Material shown:
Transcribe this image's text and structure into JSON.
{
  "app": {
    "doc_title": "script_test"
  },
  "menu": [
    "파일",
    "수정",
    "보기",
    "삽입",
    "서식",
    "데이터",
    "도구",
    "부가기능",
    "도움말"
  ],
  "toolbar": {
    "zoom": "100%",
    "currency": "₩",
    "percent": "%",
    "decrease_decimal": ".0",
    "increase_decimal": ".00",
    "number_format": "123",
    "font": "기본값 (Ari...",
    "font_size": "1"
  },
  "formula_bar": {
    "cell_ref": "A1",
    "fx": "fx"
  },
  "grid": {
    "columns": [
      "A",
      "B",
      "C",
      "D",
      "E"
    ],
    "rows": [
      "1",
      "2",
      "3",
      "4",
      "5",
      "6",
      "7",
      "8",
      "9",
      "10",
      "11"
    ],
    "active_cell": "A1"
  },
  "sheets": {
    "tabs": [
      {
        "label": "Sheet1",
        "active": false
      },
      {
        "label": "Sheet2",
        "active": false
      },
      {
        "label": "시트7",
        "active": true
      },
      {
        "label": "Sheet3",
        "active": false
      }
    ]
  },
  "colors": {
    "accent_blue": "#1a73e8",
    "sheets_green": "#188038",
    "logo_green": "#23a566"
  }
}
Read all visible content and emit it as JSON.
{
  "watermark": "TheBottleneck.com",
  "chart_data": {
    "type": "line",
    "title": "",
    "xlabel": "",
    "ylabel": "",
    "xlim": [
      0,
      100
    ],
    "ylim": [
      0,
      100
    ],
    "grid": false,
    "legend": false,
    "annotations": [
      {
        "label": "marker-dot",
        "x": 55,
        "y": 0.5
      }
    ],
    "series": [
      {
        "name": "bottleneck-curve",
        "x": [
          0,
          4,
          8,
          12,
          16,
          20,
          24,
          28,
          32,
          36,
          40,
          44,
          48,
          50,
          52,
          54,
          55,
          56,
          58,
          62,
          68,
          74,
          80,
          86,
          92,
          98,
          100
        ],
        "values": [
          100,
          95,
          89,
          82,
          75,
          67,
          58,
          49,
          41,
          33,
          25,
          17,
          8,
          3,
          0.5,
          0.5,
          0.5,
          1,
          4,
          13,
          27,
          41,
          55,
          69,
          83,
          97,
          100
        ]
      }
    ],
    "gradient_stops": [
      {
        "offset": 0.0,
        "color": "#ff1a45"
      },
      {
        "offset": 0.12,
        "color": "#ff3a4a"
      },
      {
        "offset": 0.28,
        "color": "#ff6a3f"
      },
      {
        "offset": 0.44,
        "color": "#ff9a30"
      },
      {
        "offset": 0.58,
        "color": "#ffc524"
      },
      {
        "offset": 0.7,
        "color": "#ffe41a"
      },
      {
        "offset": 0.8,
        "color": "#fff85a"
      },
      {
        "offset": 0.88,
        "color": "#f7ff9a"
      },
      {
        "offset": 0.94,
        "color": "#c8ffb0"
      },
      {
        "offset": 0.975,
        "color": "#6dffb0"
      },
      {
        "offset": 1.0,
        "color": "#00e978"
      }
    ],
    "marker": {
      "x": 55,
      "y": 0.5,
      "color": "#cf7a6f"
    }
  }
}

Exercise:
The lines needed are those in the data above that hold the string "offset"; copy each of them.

Solution to this problem:
        "offset": 0.0,
        "offset": 0.12,
        "offset": 0.28,
        "offset": 0.44,
        "offset": 0.58,
        "offset": 0.7,
        "offset": 0.8,
        "offset": 0.88,
        "offset": 0.94,
        "offset": 0.975,
        "offset": 1.0,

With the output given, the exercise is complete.